■ TASK INSTRUCTIONS
An exact copy of the listing below is required.

■ RECORDS TO USE
____________________

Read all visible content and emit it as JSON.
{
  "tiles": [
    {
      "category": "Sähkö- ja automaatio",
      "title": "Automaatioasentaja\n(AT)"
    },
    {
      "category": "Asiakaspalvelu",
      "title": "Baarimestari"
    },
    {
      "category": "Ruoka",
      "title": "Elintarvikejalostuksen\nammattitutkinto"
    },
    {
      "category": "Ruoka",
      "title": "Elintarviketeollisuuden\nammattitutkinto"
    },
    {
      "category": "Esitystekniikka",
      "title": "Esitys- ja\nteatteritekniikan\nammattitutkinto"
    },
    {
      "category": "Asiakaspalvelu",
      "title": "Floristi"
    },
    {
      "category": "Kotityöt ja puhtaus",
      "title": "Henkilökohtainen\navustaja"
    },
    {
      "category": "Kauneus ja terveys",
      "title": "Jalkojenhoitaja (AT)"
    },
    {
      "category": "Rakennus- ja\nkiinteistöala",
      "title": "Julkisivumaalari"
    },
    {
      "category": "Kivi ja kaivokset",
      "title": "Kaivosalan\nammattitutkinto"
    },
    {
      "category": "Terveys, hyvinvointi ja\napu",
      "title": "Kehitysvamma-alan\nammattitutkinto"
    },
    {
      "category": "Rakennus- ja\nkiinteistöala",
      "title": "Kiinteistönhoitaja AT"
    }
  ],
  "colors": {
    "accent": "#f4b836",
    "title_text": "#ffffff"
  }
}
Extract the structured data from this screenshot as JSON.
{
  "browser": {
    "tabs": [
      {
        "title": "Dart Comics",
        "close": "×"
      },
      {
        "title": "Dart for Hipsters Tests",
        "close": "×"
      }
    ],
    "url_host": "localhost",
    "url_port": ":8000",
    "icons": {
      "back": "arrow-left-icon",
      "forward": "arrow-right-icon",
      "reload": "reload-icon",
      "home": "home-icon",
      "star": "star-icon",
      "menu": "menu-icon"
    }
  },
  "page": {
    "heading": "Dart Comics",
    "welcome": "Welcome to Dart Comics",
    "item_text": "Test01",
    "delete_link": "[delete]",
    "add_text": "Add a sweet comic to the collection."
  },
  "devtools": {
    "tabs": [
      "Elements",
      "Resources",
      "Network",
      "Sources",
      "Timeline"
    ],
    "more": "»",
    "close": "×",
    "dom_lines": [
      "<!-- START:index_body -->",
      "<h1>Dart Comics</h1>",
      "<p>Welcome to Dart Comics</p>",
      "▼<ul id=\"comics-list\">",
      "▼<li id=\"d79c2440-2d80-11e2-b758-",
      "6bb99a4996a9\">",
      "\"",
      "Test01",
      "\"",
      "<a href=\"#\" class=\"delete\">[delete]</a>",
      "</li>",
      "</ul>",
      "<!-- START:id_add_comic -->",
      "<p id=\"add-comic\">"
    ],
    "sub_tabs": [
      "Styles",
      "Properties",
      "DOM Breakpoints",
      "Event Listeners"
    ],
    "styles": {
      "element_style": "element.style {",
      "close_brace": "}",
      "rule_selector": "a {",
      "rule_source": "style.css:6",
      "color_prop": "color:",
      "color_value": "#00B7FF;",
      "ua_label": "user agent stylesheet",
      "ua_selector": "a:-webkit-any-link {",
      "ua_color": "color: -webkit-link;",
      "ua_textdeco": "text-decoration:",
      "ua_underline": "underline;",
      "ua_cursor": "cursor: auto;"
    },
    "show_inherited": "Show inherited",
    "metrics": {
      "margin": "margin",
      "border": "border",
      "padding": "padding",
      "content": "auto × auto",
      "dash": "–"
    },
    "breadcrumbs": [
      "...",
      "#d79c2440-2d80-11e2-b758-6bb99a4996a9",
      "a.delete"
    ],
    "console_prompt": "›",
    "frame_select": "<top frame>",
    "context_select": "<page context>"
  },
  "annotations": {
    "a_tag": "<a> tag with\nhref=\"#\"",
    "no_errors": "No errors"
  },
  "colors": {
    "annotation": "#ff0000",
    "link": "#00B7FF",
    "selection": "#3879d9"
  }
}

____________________

■ SOLUTION FOR THIS PROBLEM
Read all visible content and emit it as JSON.
{
  "tiles": [
    {
      "category": "Sähkö- ja automaatio",
      "title": "Automaatioasentaja\n(AT)"
    },
    {
      "category": "Asiakaspalvelu",
      "title": "Baarimestari"
    },
    {
      "category": "Ruoka",
      "title": "Elintarvikejalostuksen\nammattitutkinto"
    },
    {
      "category": "Ruoka",
      "title": "Elintarviketeollisuuden\nammattitutkinto"
    },
    {
      "category": "Esitystekniikka",
      "title": "Esitys- ja\nteatteritekniikan\nammattitutkinto"
    },
    {
      "category": "Asiakaspalvelu",
      "title": "Floristi"
    },
    {
      "category": "Kotityöt ja puhtaus",
      "title": "Henkilökohtainen\navustaja"
    },
    {
      "category": "Kauneus ja terveys",
      "title": "Jalkojenhoitaja (AT)"
    },
    {
      "category": "Rakennus- ja\nkiinteistöala",
      "title": "Julkisivumaalari"
    },
    {
      "category": "Kivi ja kaivokset",
      "title": "Kaivosalan\nammattitutkinto"
    },
    {
      "category": "Terveys, hyvinvointi ja\napu",
      "title": "Kehitysvamma-alan\nammattitutkinto"
    },
    {
      "category": "Rakennus- ja\nkiinteistöala",
      "title": "Kiinteistönhoitaja AT"
    }
  ],
  "colors": {
    "accent": "#f4b836",
    "title_text": "#ffffff"
  }
}
Extract the structured data from this screenshot as JSON.
{
  "browser": {
    "tabs": [
      {
        "title": "Dart Comics",
        "close": "×"
      },
      {
        "title": "Dart for Hipsters Tests",
        "close": "×"
      }
    ],
    "url_host": "localhost",
    "url_port": ":8000",
    "icons": {
      "back": "arrow-left-icon",
      "forward": "arrow-right-icon",
      "reload": "reload-icon",
      "home": "home-icon",
      "star": "star-icon",
      "menu": "menu-icon"
    }
  },
  "page": {
    "heading": "Dart Comics",
    "welcome": "Welcome to Dart Comics",
    "item_text": "Test01",
    "delete_link": "[delete]",
    "add_text": "Add a sweet comic to the collection."
  },
  "devtools": {
    "tabs": [
      "Elements",
      "Resources",
      "Network",
      "Sources",
      "Timeline"
    ],
    "more": "»",
    "close": "×",
    "dom_lines": [
      "<!-- START:index_body -->",
      "<h1>Dart Comics</h1>",
      "<p>Welcome to Dart Comics</p>",
      "▼<ul id=\"comics-list\">",
      "▼<li id=\"d79c2440-2d80-11e2-b758-",
      "6bb99a4996a9\">",
      "\"",
      "Test01",
      "\"",
      "<a href=\"#\" class=\"delete\">[delete]</a>",
      "</li>",
      "</ul>",
      "<!-- START:id_add_comic -->",
      "<p id=\"add-comic\">"
    ],
    "sub_tabs": [
      "Styles",
      "Properties",
      "DOM Breakpoints",
      "Event Listeners"
    ],
    "styles": {
      "element_style": "element.style {",
      "close_brace": "}",
      "rule_selector": "a {",
      "rule_source": "style.css:6",
      "color_prop": "color:",
      "color_value": "#00B7FF;",
      "ua_label": "user agent stylesheet",
      "ua_selector": "a:-webkit-any-link {",
      "ua_color": "color: -webkit-link;",
      "ua_textdeco": "text-decoration:",
      "ua_underline": "underline;",
      "ua_cursor": "cursor: auto;"
    },
    "show_inherited": "Show inherited",
    "metrics": {
      "margin": "margin",
      "border": "border",
      "padding": "padding",
      "content": "auto × auto",
      "dash": "–"
    },
    "breadcrumbs": [
      "...",
      "#d79c2440-2d80-11e2-b758-6bb99a4996a9",
      "a.delete"
    ],
    "console_prompt": "›",
    "frame_select": "<top frame>",
    "context_select": "<page context>"
  },
  "annotations": {
    "a_tag": "<a> tag with\nhref=\"#\"",
    "no_errors": "No errors"
  },
  "colors": {
    "annotation": "#ff0000",
    "link": "#00B7FF",
    "selection": "#3879d9"
  }
}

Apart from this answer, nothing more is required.